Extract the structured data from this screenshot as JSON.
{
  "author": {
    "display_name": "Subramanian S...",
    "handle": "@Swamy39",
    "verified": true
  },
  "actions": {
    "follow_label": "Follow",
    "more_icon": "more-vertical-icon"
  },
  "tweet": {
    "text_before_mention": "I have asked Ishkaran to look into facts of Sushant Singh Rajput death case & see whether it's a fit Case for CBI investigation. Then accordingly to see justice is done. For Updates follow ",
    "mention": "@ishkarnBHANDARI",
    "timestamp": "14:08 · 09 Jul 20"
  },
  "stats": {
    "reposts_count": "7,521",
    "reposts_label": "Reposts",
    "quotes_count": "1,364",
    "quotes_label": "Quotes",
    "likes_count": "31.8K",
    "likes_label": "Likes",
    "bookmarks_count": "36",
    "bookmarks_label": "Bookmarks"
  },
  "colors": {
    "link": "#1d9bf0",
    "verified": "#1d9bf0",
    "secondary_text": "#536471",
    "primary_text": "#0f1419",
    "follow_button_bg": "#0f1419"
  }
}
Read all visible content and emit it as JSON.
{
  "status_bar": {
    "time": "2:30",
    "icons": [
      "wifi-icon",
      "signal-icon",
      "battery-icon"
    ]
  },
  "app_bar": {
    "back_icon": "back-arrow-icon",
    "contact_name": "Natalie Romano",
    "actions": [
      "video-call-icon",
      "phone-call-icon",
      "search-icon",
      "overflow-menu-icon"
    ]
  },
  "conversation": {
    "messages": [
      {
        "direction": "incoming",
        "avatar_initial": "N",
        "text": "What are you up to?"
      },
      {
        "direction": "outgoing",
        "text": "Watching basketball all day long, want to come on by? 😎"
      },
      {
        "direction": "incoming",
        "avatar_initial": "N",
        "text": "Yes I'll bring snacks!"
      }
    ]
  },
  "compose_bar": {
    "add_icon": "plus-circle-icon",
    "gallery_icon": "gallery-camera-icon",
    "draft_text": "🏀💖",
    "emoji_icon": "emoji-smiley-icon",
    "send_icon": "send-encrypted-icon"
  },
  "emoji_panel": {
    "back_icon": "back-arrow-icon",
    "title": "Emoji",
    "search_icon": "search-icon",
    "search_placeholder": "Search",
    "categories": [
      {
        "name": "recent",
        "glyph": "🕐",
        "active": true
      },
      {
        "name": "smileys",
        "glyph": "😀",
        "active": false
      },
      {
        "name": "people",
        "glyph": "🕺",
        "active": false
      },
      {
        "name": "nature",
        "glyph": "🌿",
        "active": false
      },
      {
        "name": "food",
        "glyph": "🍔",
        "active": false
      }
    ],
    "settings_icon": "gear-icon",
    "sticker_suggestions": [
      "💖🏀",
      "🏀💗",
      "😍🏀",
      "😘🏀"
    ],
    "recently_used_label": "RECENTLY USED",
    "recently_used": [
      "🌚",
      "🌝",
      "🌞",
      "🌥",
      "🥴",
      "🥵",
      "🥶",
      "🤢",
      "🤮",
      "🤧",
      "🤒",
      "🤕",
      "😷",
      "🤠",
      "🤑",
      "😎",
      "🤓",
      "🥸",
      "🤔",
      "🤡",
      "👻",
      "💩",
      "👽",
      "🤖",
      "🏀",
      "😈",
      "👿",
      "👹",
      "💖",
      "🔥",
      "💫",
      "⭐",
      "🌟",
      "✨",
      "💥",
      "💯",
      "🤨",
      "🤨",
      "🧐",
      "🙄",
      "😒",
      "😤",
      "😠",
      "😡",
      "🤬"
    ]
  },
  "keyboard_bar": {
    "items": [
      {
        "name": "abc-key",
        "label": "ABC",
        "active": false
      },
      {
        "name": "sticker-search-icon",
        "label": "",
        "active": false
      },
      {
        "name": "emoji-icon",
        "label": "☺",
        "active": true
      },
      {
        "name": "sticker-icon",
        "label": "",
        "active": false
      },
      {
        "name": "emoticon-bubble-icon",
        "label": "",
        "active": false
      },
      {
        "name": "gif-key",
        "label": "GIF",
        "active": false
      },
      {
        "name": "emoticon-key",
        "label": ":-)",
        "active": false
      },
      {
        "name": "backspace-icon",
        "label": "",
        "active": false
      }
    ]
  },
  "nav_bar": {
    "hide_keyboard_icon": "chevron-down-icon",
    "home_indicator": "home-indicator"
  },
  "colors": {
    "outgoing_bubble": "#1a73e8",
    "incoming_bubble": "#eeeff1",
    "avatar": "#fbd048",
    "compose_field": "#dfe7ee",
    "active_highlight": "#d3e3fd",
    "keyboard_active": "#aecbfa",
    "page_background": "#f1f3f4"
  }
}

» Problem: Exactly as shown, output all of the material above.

» Task output:
Extract the structured data from this screenshot as JSON.
{
  "author": {
    "display_name": "Subramanian S...",
    "handle": "@Swamy39",
    "verified": true
  },
  "actions": {
    "follow_label": "Follow",
    "more_icon": "more-vertical-icon"
  },
  "tweet": {
    "text_before_mention": "I have asked Ishkaran to look into facts of Sushant Singh Rajput death case & see whether it's a fit Case for CBI investigation. Then accordingly to see justice is done. For Updates follow ",
    "mention": "@ishkarnBHANDARI",
    "timestamp": "14:08 · 09 Jul 20"
  },
  "stats": {
    "reposts_count": "7,521",
    "reposts_label": "Reposts",
    "quotes_count": "1,364",
    "quotes_label": "Quotes",
    "likes_count": "31.8K",
    "likes_label": "Likes",
    "bookmarks_count": "36",
    "bookmarks_label": "Bookmarks"
  },
  "colors": {
    "link": "#1d9bf0",
    "verified": "#1d9bf0",
    "secondary_text": "#536471",
    "primary_text": "#0f1419",
    "follow_button_bg": "#0f1419"
  }
}
Read all visible content and emit it as JSON.
{
  "status_bar": {
    "time": "2:30",
    "icons": [
      "wifi-icon",
      "signal-icon",
      "battery-icon"
    ]
  },
  "app_bar": {
    "back_icon": "back-arrow-icon",
    "contact_name": "Natalie Romano",
    "actions": [
      "video-call-icon",
      "phone-call-icon",
      "search-icon",
      "overflow-menu-icon"
    ]
  },
  "conversation": {
    "messages": [
      {
        "direction": "incoming",
        "avatar_initial": "N",
        "text": "What are you up to?"
      },
      {
        "direction": "outgoing",
        "text": "Watching basketball all day long, want to come on by? 😎"
      },
      {
        "direction": "incoming",
        "avatar_initial": "N",
        "text": "Yes I'll bring snacks!"
      }
    ]
  },
  "compose_bar": {
    "add_icon": "plus-circle-icon",
    "gallery_icon": "gallery-camera-icon",
    "draft_text": "🏀💖",
    "emoji_icon": "emoji-smiley-icon",
    "send_icon": "send-encrypted-icon"
  },
  "emoji_panel": {
    "back_icon": "back-arrow-icon",
    "title": "Emoji",
    "search_icon": "search-icon",
    "search_placeholder": "Search",
    "categories": [
      {
        "name": "recent",
        "glyph": "🕐",
        "active": true
      },
      {
        "name": "smileys",
        "glyph": "😀",
        "active": false
      },
      {
        "name": "people",
        "glyph": "🕺",
        "active": false
      },
      {
        "name": "nature",
        "glyph": "🌿",
        "active": false
      },
      {
        "name": "food",
        "glyph": "🍔",
        "active": false
      }
    ],
    "settings_icon": "gear-icon",
    "sticker_suggestions": [
      "💖🏀",
      "🏀💗",
      "😍🏀",
      "😘🏀"
    ],
    "recently_used_label": "RECENTLY USED",
    "recently_used": [
      "🌚",
      "🌝",
      "🌞",
      "🌥",
      "🥴",
      "🥵",
      "🥶",
      "🤢",
      "🤮",
      "🤧",
      "🤒",
      "🤕",
      "😷",
      "🤠",
      "🤑",
      "😎",
      "🤓",
      "🥸",
      "🤔",
      "🤡",
      "👻",
      "💩",
      "👽",
      "🤖",
      "🏀",
      "😈",
      "👿",
      "👹",
      "💖",
      "🔥",
      "💫",
      "⭐",
      "🌟",
      "✨",
      "💥",
      "💯",
      "🤨",
      "🤨",
      "🧐",
      "🙄",
      "😒",
      "😤",
      "😠",
      "😡",
      "🤬"
    ]
  },
  "keyboard_bar": {
    "items": [
      {
        "name": "abc-key",
        "label": "ABC",
        "active": false
      },
      {
        "name": "sticker-search-icon",
        "label": "",
        "active": false
      },
      {
        "name": "emoji-icon",
        "label": "☺",
        "active": true
      },
      {
        "name": "sticker-icon",
        "label": "",
        "active": false
      },
      {
        "name": "emoticon-bubble-icon",
        "label": "",
        "active": false
      },
      {
        "name": "gif-key",
        "label": "GIF",
        "active": false
      },
      {
        "name": "emoticon-key",
        "label": ":-)",
        "active": false
      },
      {
        "name": "backspace-icon",
        "label": "",
        "active": false
      }
    ]
  },
  "nav_bar": {
    "hide_keyboard_icon": "chevron-down-icon",
    "home_indicator": "home-indicator"
  },
  "colors": {
    "outgoing_bubble": "#1a73e8",
    "incoming_bubble": "#eeeff1",
    "avatar": "#fbd048",
    "compose_field": "#dfe7ee",
    "active_highlight": "#d3e3fd",
    "keyboard_active": "#aecbfa",
    "page_background": "#f1f3f4"
  }
}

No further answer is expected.